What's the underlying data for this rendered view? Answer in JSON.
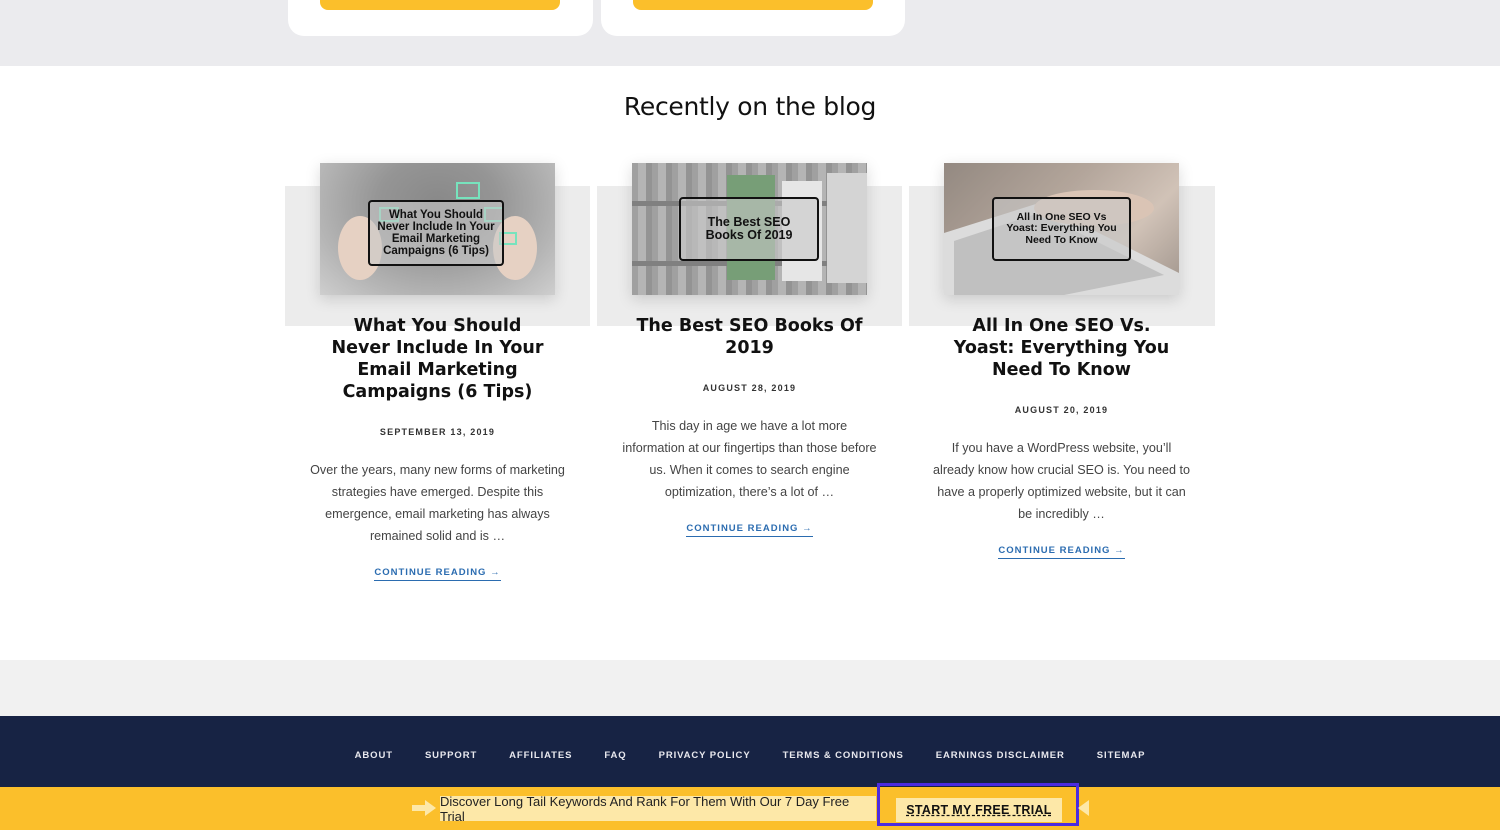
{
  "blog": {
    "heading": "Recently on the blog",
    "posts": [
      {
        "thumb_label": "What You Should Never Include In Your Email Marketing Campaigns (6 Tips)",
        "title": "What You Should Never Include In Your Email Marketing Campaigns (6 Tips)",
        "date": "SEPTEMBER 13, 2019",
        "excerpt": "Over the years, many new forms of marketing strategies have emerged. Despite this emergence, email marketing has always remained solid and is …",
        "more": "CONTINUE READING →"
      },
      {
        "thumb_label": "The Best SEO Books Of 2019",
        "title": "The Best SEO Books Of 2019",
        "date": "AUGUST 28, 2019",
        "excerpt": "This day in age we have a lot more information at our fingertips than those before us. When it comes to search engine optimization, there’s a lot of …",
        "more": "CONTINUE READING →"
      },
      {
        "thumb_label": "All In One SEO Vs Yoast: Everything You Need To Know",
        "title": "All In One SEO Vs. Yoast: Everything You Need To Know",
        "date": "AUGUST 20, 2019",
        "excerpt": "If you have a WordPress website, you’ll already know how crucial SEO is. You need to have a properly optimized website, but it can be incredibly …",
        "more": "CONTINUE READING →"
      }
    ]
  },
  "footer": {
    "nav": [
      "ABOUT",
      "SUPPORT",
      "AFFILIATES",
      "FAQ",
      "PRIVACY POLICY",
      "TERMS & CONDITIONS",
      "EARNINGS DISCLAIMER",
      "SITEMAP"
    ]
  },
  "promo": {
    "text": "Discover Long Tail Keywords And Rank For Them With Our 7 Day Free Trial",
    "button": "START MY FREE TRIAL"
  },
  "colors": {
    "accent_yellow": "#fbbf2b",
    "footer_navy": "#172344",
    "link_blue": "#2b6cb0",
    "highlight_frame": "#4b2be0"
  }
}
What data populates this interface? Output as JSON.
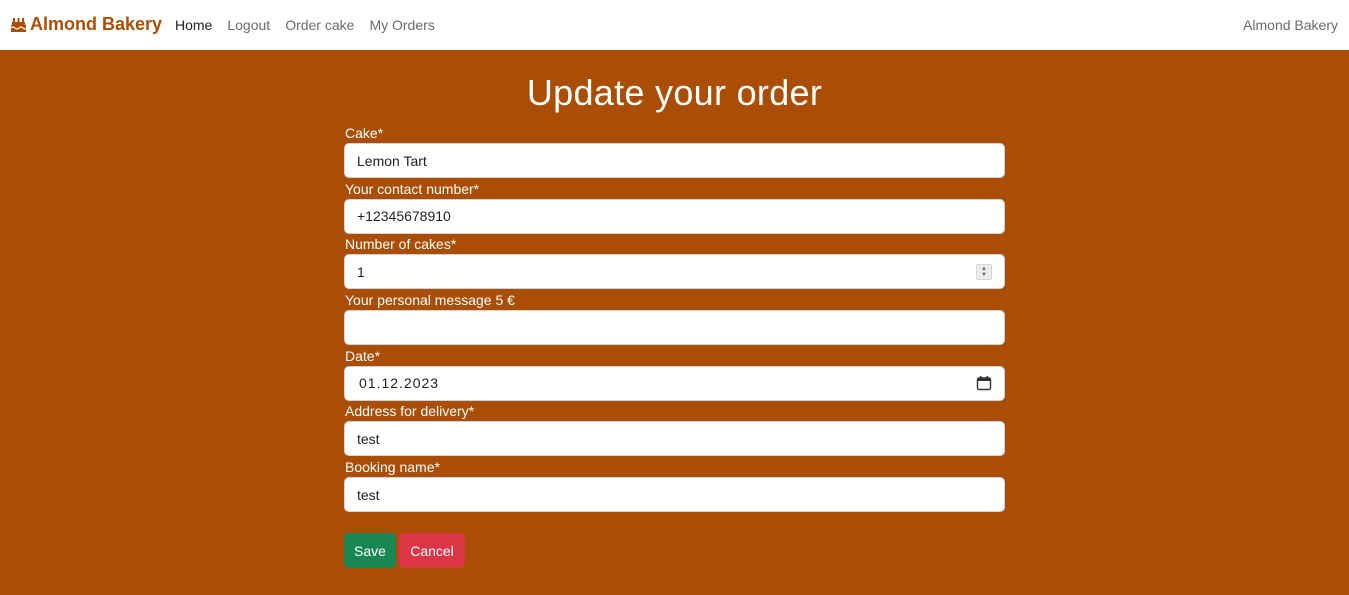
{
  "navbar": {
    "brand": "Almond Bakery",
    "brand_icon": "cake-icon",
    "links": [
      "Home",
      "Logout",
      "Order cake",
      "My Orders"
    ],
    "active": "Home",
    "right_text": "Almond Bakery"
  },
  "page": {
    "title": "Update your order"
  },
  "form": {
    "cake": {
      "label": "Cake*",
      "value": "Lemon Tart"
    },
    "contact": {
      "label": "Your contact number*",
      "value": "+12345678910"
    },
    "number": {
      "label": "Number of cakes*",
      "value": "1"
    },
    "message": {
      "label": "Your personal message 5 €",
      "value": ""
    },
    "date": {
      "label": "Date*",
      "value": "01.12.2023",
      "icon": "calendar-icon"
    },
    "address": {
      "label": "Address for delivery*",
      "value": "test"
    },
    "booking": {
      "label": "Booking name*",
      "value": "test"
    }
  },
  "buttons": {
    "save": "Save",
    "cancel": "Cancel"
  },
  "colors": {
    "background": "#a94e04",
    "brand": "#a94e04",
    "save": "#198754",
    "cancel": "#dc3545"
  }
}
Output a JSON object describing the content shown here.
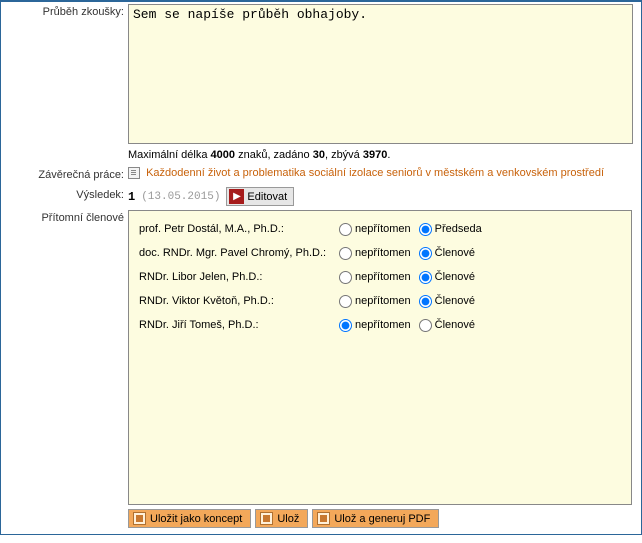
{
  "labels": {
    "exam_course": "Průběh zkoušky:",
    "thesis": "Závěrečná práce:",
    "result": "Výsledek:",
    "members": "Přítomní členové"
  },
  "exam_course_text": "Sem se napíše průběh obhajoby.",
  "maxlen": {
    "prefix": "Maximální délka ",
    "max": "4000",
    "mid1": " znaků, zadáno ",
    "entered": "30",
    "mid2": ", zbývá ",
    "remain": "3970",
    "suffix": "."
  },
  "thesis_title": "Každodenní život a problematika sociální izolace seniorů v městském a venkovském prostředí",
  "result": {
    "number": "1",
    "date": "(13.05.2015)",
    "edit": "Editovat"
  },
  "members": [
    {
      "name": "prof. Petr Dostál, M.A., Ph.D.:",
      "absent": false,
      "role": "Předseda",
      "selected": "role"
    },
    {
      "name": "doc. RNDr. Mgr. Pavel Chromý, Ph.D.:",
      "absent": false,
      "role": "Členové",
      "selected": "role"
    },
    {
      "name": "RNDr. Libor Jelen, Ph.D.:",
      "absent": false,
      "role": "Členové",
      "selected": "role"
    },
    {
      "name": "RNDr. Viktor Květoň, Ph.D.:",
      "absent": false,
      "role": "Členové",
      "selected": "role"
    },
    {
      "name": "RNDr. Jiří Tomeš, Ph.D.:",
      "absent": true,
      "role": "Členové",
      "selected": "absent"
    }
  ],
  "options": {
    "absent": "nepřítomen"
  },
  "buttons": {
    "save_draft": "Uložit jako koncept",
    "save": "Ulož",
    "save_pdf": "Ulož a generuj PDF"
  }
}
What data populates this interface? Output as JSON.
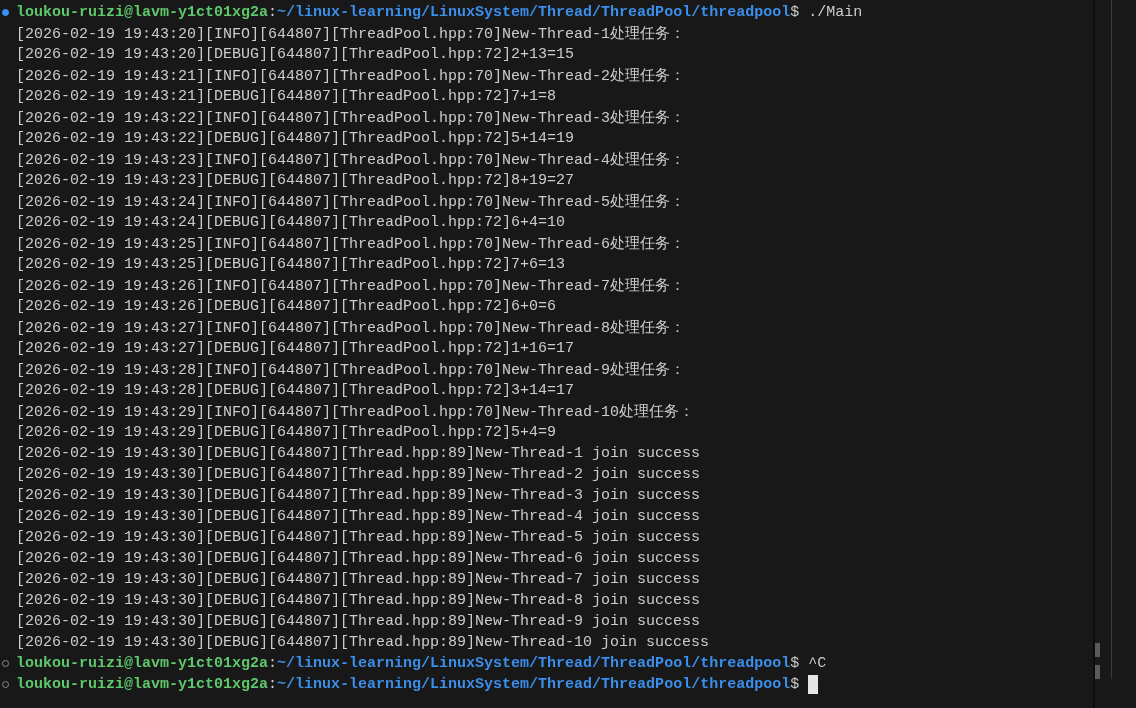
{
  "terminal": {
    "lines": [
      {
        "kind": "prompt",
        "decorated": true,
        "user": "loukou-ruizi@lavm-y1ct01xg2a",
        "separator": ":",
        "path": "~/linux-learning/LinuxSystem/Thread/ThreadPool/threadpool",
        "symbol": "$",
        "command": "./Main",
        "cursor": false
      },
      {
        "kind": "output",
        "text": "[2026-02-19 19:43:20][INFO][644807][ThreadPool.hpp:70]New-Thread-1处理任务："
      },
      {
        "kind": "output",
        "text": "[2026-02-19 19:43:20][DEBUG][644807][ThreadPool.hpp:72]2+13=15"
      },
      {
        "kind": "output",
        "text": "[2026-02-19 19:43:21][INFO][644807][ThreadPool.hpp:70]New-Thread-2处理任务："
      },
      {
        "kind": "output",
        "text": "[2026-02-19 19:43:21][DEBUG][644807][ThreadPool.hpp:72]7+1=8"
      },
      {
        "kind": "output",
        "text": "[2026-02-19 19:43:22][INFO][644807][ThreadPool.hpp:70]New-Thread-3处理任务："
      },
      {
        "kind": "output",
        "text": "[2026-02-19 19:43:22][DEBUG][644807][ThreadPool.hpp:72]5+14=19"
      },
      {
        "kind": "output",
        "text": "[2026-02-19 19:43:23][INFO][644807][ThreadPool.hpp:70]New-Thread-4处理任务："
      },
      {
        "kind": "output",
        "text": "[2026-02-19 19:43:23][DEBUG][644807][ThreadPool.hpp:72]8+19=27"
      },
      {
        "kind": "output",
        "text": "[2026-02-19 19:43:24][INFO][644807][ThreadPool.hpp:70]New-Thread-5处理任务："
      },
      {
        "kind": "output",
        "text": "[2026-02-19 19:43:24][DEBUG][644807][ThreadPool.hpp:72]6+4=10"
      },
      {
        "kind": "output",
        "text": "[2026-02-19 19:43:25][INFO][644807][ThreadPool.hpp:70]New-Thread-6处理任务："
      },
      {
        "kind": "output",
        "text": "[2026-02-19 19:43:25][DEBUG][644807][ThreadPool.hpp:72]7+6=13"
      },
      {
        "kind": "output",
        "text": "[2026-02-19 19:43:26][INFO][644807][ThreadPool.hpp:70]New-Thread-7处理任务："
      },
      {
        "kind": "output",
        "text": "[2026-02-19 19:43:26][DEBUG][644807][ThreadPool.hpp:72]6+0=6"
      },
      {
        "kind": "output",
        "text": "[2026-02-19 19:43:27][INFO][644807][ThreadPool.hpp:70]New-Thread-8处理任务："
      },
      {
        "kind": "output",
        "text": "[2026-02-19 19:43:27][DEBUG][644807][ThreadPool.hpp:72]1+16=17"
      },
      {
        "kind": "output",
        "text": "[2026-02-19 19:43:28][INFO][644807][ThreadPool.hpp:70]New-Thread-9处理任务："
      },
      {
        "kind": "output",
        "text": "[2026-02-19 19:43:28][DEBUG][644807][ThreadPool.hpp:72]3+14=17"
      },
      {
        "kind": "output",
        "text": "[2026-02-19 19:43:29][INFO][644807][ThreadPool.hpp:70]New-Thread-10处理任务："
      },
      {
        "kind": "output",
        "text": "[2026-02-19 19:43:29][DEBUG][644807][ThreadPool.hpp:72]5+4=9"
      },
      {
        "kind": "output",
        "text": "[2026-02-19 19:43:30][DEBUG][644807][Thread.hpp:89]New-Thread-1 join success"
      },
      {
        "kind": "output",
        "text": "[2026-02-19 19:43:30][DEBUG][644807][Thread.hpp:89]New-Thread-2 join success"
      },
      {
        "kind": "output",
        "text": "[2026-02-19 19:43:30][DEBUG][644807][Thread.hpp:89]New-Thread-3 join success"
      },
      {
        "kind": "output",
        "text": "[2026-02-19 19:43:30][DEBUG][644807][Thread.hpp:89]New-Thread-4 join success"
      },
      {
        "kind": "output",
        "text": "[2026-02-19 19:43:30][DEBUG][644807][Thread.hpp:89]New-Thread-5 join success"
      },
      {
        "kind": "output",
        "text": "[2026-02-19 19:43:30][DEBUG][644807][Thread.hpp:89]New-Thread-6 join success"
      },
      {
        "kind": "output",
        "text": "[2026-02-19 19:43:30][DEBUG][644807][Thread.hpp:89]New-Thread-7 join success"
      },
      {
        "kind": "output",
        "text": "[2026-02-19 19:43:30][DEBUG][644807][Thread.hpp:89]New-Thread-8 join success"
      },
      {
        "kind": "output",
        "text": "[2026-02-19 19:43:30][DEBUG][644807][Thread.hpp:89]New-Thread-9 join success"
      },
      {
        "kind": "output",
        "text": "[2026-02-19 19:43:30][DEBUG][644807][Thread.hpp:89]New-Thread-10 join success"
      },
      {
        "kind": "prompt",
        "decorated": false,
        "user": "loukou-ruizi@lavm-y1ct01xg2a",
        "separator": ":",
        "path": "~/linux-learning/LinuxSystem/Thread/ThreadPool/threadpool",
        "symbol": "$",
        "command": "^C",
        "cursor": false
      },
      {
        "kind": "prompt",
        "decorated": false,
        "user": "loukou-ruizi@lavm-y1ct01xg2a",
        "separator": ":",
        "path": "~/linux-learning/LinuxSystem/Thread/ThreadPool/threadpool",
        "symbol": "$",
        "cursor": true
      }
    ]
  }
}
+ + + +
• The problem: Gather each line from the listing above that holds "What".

• Written response:
What's the underlying data for this rendered view? Answer in JSON.
        "thumb_label": "What You Should Never Include In Your Email Marketing Campaigns (6 Tips)",
        "title": "What You Should Never Include In Your Email Marketing Campaigns (6 Tips)",
What data populates this interface? Output as JSON.
What data populates this interface? Output as JSON.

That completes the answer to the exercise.